Western Europe

The sophisticated music of the Romani orchestras that visited Western Europe became popular in the second half of the 19th century and had its heyday from the 1920s onwards to about 1960, although this music remains popular still today. The tours of rajkó-orchestras – featuring young Romani-musicians – added much to its popularity. The rajkó boys were both endearing and virtuoso, a combination that enchanted the public.

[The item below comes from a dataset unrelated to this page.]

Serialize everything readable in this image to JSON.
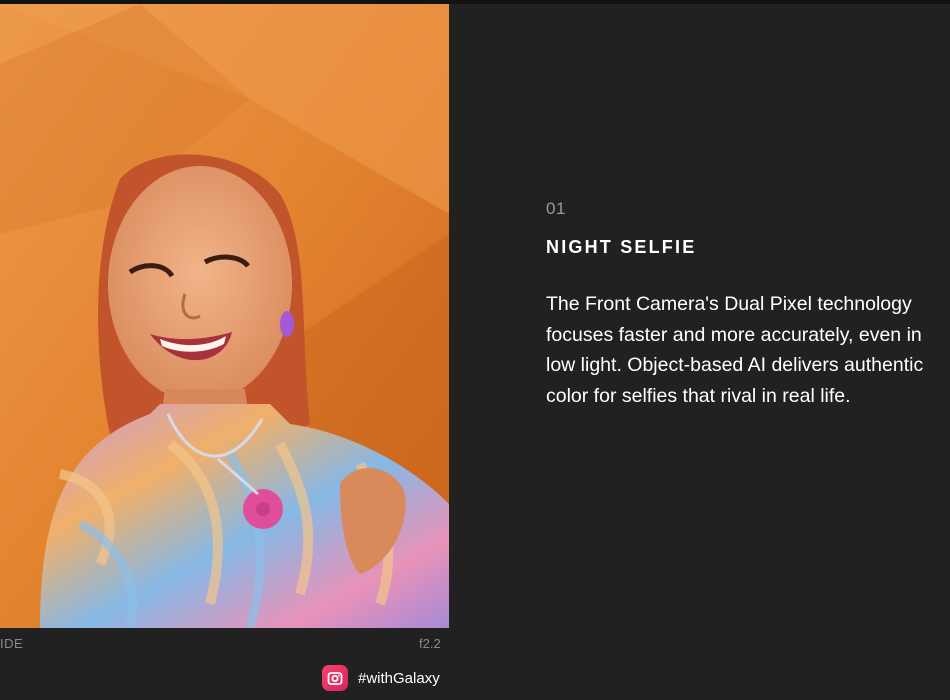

The cimbalom, unknown to the Western audience, added its characteristic sound to the violins played in a Romani style. Romani virtuoso like Bela Babai,[10] Lajos Veres, the many members of the Lakatos family and others became famous. Nowadays the names of Roby Lakatos, Buffo Sandor and Sandor Jaroka still are household names for the Western connoisseurs of this type of music.

The Western public regarded this genre as a counterpart to the other Romani-related music: Gypsy jazz. They regarded it as a typical Gypsy style: a fine specimen of Romani culture. In their Western European languages they valued it as “Gypsy music”, “Musique tsigane”, “Zigeunermusik”, etc.

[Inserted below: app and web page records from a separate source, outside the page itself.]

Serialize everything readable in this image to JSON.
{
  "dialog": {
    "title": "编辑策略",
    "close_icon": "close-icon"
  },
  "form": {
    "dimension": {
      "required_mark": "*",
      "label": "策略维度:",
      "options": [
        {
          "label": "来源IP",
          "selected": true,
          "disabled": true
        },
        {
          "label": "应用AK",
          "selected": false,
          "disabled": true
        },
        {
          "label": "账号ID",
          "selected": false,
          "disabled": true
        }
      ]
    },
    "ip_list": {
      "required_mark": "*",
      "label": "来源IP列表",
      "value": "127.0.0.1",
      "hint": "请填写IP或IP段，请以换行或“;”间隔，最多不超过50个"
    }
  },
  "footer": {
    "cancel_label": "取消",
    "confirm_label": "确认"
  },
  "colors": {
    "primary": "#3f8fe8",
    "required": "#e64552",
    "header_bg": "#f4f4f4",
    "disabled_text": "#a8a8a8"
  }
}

Since 2014, an important project named with the support of the E.U. wants to recognize the major importance of the Romani Music in classical music as Jorge Chaminé, one of the founders of this project wrote. The values promoted by this project are recognition, understanding of others, creativity, tolerance and admiration. This project will promote Romani values to build intercultural bridges, social inclusion and educate children through music.

See also

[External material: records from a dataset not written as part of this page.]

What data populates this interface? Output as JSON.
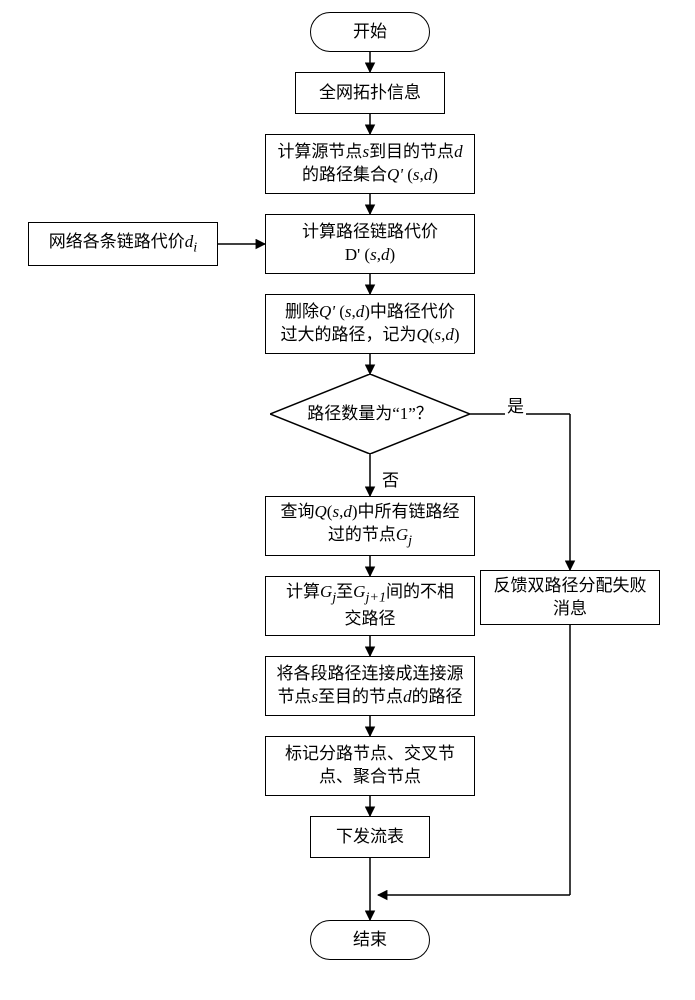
{
  "flowchart": {
    "start": "开始",
    "end": "结束",
    "step1": "全网拓扑信息",
    "step2_line1": "计算源节点<i>s</i>到目的节点<i>d</i>",
    "step2_line2": "的路径集合<i>Q'</i> (<i>s</i>,<i>d</i>)",
    "side_input": "网络各条链路代价<i>d<sub>i</sub></i>",
    "step3_line1": "计算路径链路代价",
    "step3_line2": "D' (<i>s</i>,<i>d</i>)",
    "step4_line1": "删除<i>Q'</i> (<i>s</i>,<i>d</i>)中路径代价",
    "step4_line2": "过大的路径，记为<i>Q</i>(<i>s</i>,<i>d</i>)",
    "decision": "路径数量为“1”？",
    "yes": "是",
    "no": "否",
    "step5_line1": "查询<i>Q</i>(<i>s</i>,<i>d</i>)中所有链路经",
    "step5_line2": "过的节点<i>G<sub>j</sub></i>",
    "step6_line1": "计算<i>G<sub>j</sub></i>至<i>G<sub>j+1</sub></i>间的不相",
    "step6_line2": "交路径",
    "step7_line1": "将各段路径连接成连接源",
    "step7_line2": "节点<i>s</i>至目的节点<i>d</i>的路径",
    "step8_line1": "标记分路节点、交叉节",
    "step8_line2": "点、聚合节点",
    "step9": "下发流表",
    "feedback": "反馈双路径分配失败消息"
  }
}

  1. Dalzell, Tom (2007). The new Partridge dictionary of slang and unconventional English (Reprint. ed.). London [u.a.]: Routledge. p. 943. ISBN 0415259371.<templatestyles src="Module:Citation/CS1/styles.css"></templatestyles>
  2. Merriam-Webster's pocket guide to English usage. Springfield, MA: Merriam-Webster. 1998. p. 178. ISBN 0877795142.<templatestyles src="Module:Citation/CS1/styles.css"></templatestyles>
  3. Garner, Bryan A. (2009). Garner's modern American usage (3rd ed.). New York: Oxford University Press. p. 405. ISBN 0195382757.<templatestyles src="Module:Citation/CS1/styles.css"></templatestyles>
  4. Baskin, [by] H.E. Wedeck with the assistance of Wade. Dictionary of gypsy life and lore. New York: Philosophical Library. ISBN 0806529857.<templatestyles src="Module:Citation/CS1/styles.css"></templatestyles>
  5. Garner, Bryan A. A dictionary of modern legal usage (3rd ed.). New York: Oxford University Press. p. 400. ISBN 0195384202.<templatestyles src="Module:Citation/CS1/styles.css"></templatestyles>
  6. Bolaffi, Guido (2002). Dictionary of race, ethnicity and culture (1. publ., [Nachdr.]. ed.). London: Sage. p. 291. ISBN 0761969004.<templatestyles src="Module:Citation/CS1/styles.css"></templatestyles>
  8. Zigeunermusik, Balint Sarosi, Budapest 1970, in English, German and Hungarian edition, see chapter 3
  10. Gypsy Love, Bela Babai, "King of the Gypsy Violin", and his orchestra. Columbia Records CL636


  • Broughton, Simon, "Kings and Queens of the Road". 2000. In Broughton, Simon and Ellingham, Mark with McConnachie, James and Duane, Orla (Ed.), World Music, Vol. 1: Africa, Europe and the Middle East, pp 146–158. Rough Guides Ltd, Penguin Books. ISBN 1-85828-636-0
  • Balint Sarosi, "Zigeunermusik" (Gypsy music), Budapest 1970, in English, German, Hungarian

External links